WORK TASK: Below are lines of data; count those containing the word "Output" and write nothing but the number.

Records from a dataset:
+ + + + +

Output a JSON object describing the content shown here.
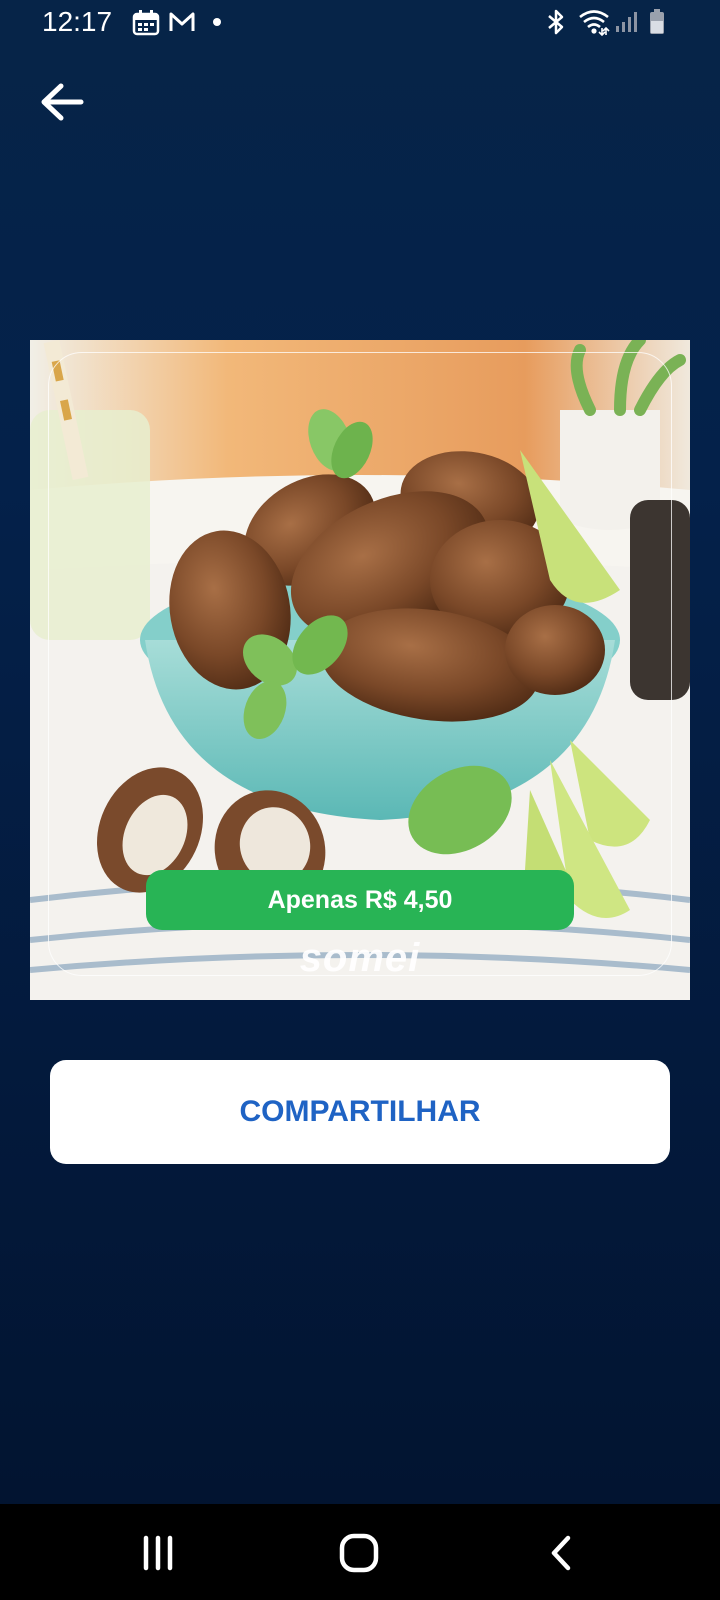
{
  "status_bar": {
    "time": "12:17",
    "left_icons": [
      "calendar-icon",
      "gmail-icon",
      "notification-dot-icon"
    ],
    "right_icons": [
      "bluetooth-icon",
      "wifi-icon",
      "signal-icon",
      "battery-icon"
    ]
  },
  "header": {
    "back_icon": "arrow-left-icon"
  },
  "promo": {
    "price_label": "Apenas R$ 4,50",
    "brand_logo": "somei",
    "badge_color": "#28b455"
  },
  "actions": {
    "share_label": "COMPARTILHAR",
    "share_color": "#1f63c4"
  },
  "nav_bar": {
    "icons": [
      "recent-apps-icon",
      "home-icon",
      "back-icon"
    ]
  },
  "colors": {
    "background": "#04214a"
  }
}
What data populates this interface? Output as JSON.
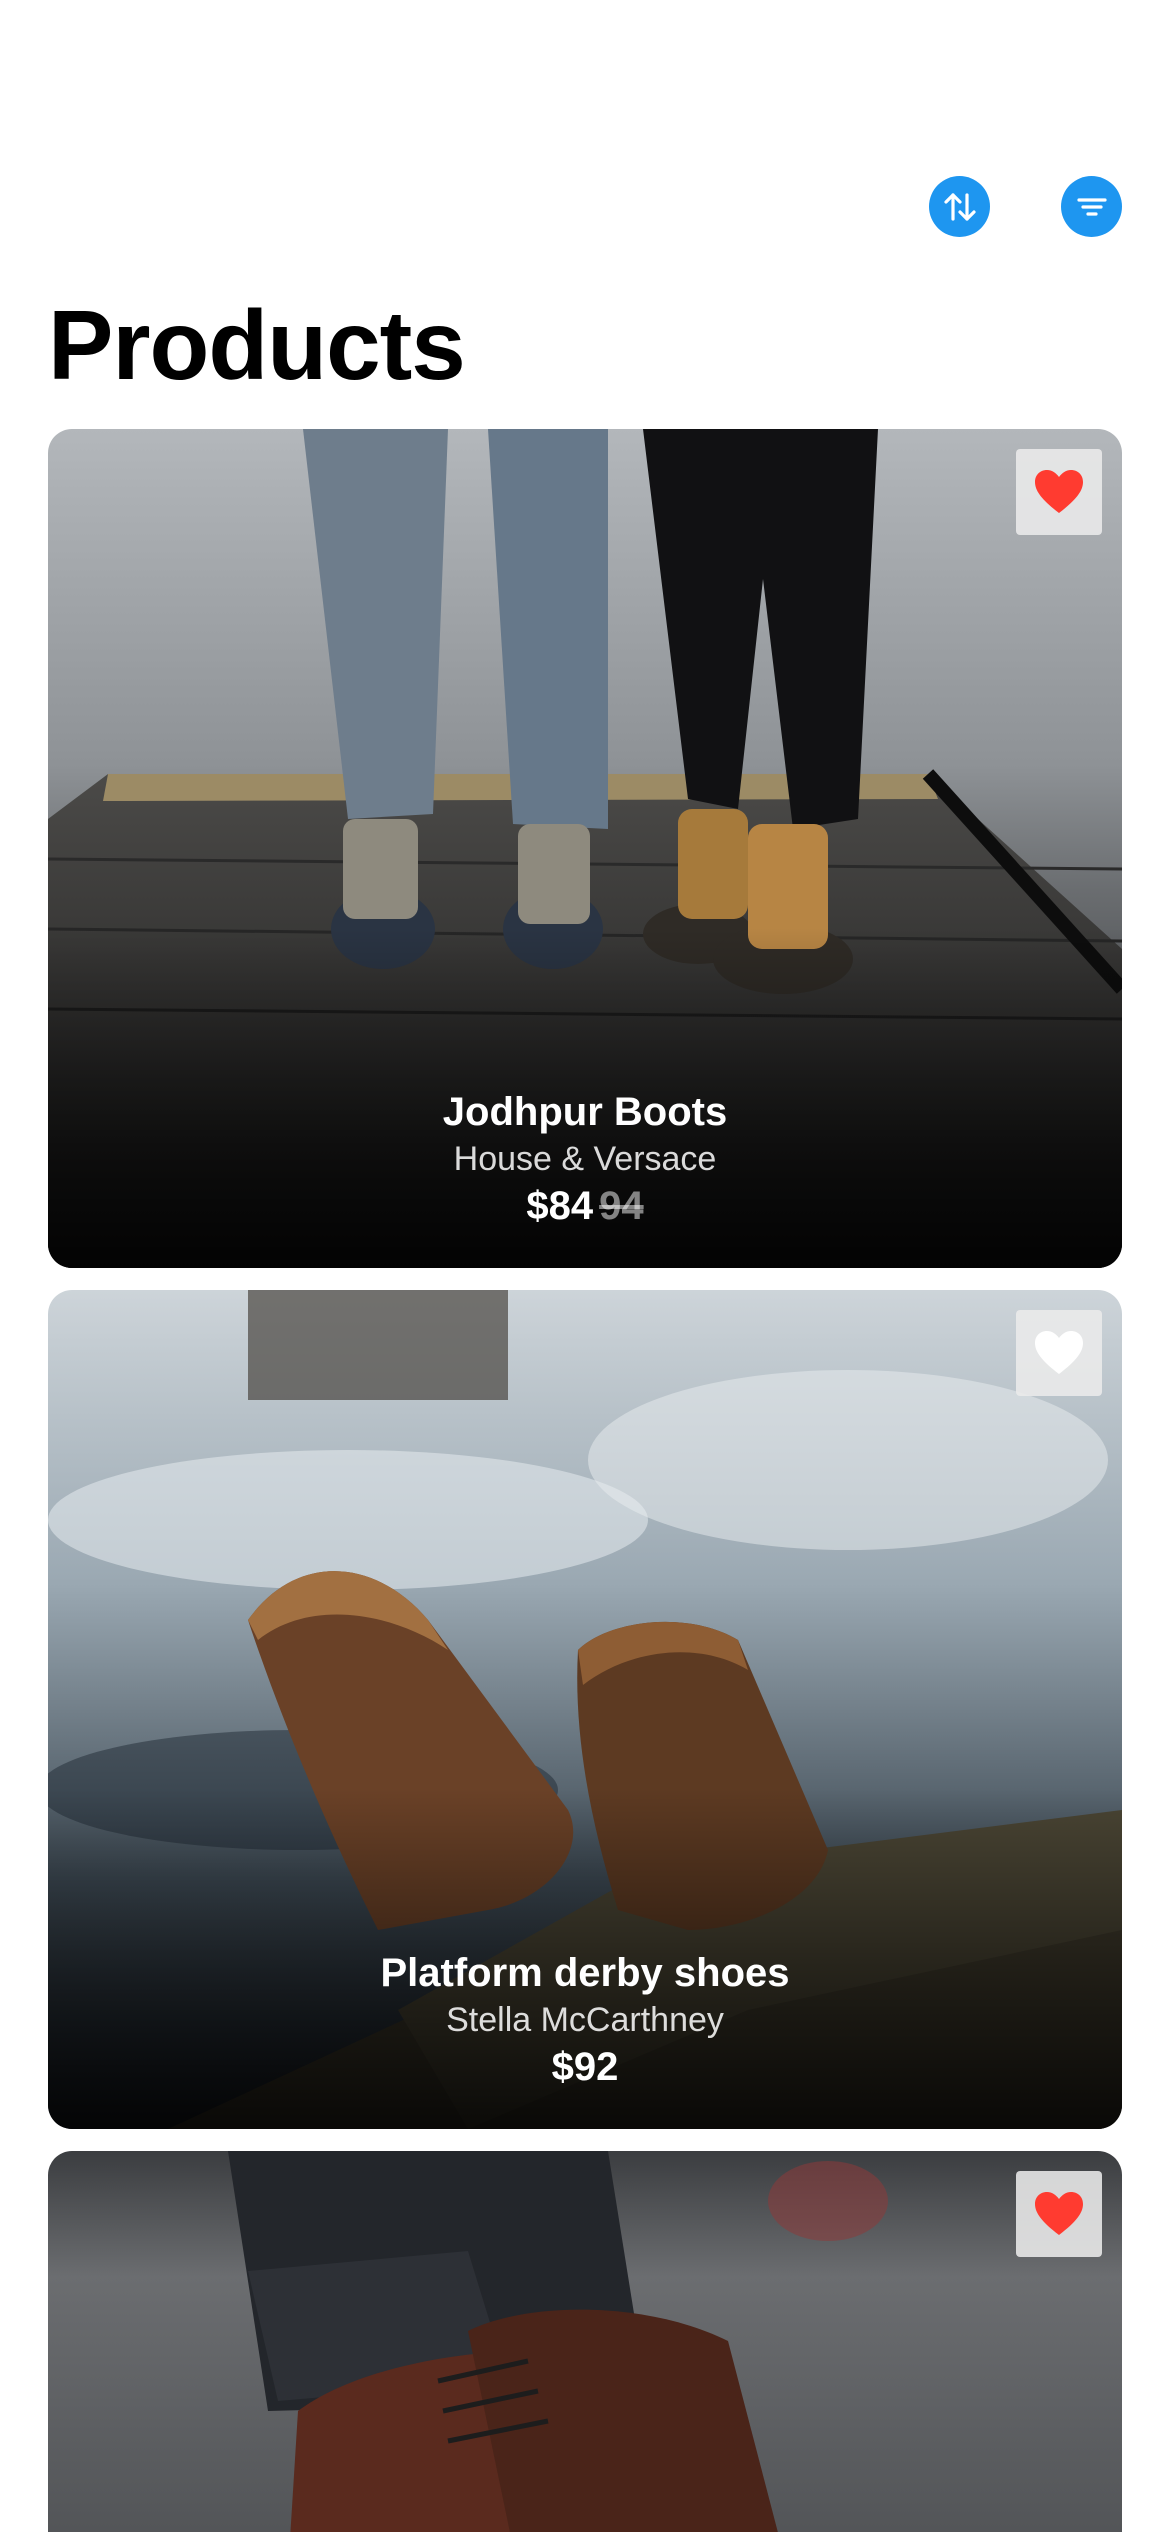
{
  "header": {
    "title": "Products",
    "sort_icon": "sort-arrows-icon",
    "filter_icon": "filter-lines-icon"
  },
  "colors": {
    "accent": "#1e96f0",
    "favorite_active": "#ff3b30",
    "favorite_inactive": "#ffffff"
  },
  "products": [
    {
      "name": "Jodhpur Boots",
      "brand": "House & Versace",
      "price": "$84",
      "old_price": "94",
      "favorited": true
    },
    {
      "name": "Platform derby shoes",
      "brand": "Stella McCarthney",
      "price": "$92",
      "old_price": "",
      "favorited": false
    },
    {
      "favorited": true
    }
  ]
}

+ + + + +

WRITTEN RESPONSE: 2